1. You should never wax before or during your period. TRUE. Hormonal changes just before and during ovulation may heighten the sensitivity of nerve endings, which means that waxing may be more painful, says Nicolette Oakwell-Morgan, a hair-removal expert at OMI Medical Inc. in Toronto. The best time for waxing is just after your period.
2. You should never rub your wrists together when you apply fragrance. TRUE. According to Marian Bendeth, a fragrance expert and the owner of Sixth Scents in Toronto, this can "bruise" the oils contained in the blend, chemically altering the scent. "Leave it alone and let the air [dry] it," she says.
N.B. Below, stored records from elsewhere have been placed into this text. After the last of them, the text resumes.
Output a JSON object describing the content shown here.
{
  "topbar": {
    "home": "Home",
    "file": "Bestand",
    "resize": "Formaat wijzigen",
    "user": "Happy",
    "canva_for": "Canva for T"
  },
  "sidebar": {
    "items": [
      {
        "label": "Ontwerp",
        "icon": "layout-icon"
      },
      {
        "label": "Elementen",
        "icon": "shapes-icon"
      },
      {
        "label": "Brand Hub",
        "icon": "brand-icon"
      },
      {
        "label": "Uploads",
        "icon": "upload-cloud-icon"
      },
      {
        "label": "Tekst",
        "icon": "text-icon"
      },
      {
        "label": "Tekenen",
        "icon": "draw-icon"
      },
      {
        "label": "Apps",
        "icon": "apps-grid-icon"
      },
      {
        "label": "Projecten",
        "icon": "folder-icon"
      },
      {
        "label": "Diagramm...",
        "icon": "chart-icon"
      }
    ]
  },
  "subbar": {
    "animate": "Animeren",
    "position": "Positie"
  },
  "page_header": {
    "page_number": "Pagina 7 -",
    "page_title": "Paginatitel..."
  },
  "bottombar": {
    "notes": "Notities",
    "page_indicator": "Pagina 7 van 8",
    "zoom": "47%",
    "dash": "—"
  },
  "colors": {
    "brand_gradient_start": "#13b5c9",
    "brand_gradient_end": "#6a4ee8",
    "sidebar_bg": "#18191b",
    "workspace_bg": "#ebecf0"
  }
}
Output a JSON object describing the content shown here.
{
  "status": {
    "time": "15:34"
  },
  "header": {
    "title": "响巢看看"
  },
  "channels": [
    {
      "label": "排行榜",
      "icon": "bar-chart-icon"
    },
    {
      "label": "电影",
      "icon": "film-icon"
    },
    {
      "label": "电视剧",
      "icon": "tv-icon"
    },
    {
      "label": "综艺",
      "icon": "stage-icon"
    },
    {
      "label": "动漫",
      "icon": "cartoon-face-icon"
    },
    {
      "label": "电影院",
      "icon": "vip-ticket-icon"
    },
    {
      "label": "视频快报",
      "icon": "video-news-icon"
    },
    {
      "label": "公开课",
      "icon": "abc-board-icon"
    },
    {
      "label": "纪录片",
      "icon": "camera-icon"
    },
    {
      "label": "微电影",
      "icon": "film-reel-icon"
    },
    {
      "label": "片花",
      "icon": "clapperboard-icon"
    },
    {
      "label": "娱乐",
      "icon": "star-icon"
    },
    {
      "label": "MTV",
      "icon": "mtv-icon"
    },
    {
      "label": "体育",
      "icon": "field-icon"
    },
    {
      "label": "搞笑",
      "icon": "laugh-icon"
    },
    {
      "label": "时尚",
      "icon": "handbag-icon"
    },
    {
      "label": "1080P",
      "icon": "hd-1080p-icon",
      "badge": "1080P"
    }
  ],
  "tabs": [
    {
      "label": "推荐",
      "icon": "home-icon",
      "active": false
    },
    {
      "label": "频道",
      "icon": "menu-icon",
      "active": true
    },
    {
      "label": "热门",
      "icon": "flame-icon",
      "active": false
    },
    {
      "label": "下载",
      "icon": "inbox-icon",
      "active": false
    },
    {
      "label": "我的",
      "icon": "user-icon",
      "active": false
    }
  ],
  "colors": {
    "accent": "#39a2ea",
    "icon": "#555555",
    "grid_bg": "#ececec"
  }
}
3. Shaving makes your hair grow thicker. FALSE. However, it can appear that way, says Oakwell-Morgan. "When you shave, you're cutting hair off at its largest diameter, so you're left with the blunt end, which often feels coarser and thicker," she says.
4. Filing your nails in one direction – instead of back and forth – will prevent shredding. TRUE. According to Carla Kay, a celebrity manicurist and pedicurist in Los Angeles, you should file from each corner of the nail toward the middle to avoid breakage and splitting. Find out your nail polish personality here!
5. The aluminum in antiperspirants can cause breast cancer. FALSE. The Canadian Cancer Society states that there is no proven link between antiperspirants and breast cancer. While Internet scuttlebutt breathes new life into the fear that aluminum salts and other chemicals in antiperspirants mess with breast cells via your armpits' lymph nodes (think of them as conduits in the body), there's no need to sweat it – literally.
6. Plucking your eyebrows will stop them from growing back. TRUE. Sustained tweezing over many years (decades, really) may fatigue the hair follicle to the point where it may not grow back, says Oakwell-Morgan.
More myths solved on the next page ...7. Applying petroleum jelly to your eyelashes makes them grow faster. FALSE. "It's just genetics: either you have thick gorgeous eyelashes or you don't," says Dr. Monica Furniss, an optometrist in Waterloo, Ont. In fact, the viscous jelly could actually plug glands on the inner rims of your eyelids that produce tears, flush out debris and fend off infections.
8. You ingest pounds of lipstick every year, and it's harmful to your health. FALSE. The average woman is estimated to consume four milligrams of lipstick daily. To reach even half a pound, it would take four lifetimes (assuming lipstick is worn from age 16 to 80). Even then there are no health risks, according to Health Canada.
9. Toothpaste makes the best spot treatment for acne. FALSE. Although some toothpastes contain benzoyl peroxide (an acne-zapping ingredient that is also used as a whitening agent), there are many more-effective products that specifically target acne, says Vignjevic. Look for products with at least five percent benzoyl peroxide, like Clean & Clear Persa-Gel 5 ($7)
10. Trimming your cuticles will make them grow back thicker. TRUE. Pushing your cuticles back is okay, but trimming them breaks the seal with the nail bed, triggering them to grow back thicker to protect the nail from infection, explains Kay. If you've already trimmed them, apply a cuticle oil, like OPI Avoplex Cuticle Oil to Go ($10), to restore elasticity.
11. Tooth-whitening products and procedures can damage your teeth. WE DON'T KNOW. The only documented side effect of tooth-bleaching products, including blue-light whitening, is short-term tooth sensitivity. As the Canadian Dental Association points out, the tools haven't been around long enough to documents purported long-term risks, such as enamel corrosion and oral cancer.
12. Sleep debt is real – you can't make up for lost zzzs. TRUE. Most women need between 7.5 and 8.5 hours of sleep every night. The hours we lose to stress, overwork and late-night partying are gone forever, says Dr. Rachel Morehouse, a psychiatrist and medical director of the Atlantic Health Sciences Sleep Centre in Satin John, N.B.
13. Storing fragrances in the fridge will make them last longer. FALSE. The oils in the scents will permeate all fats – such as butter and milk – in your fridge, causing contamination. Instead, keep scents in a cool, dark place, preferably at or just below room temperature, says Bendeth.
7 skin myths solved!
Skin care myths: Skin treatments
Hair myths solved!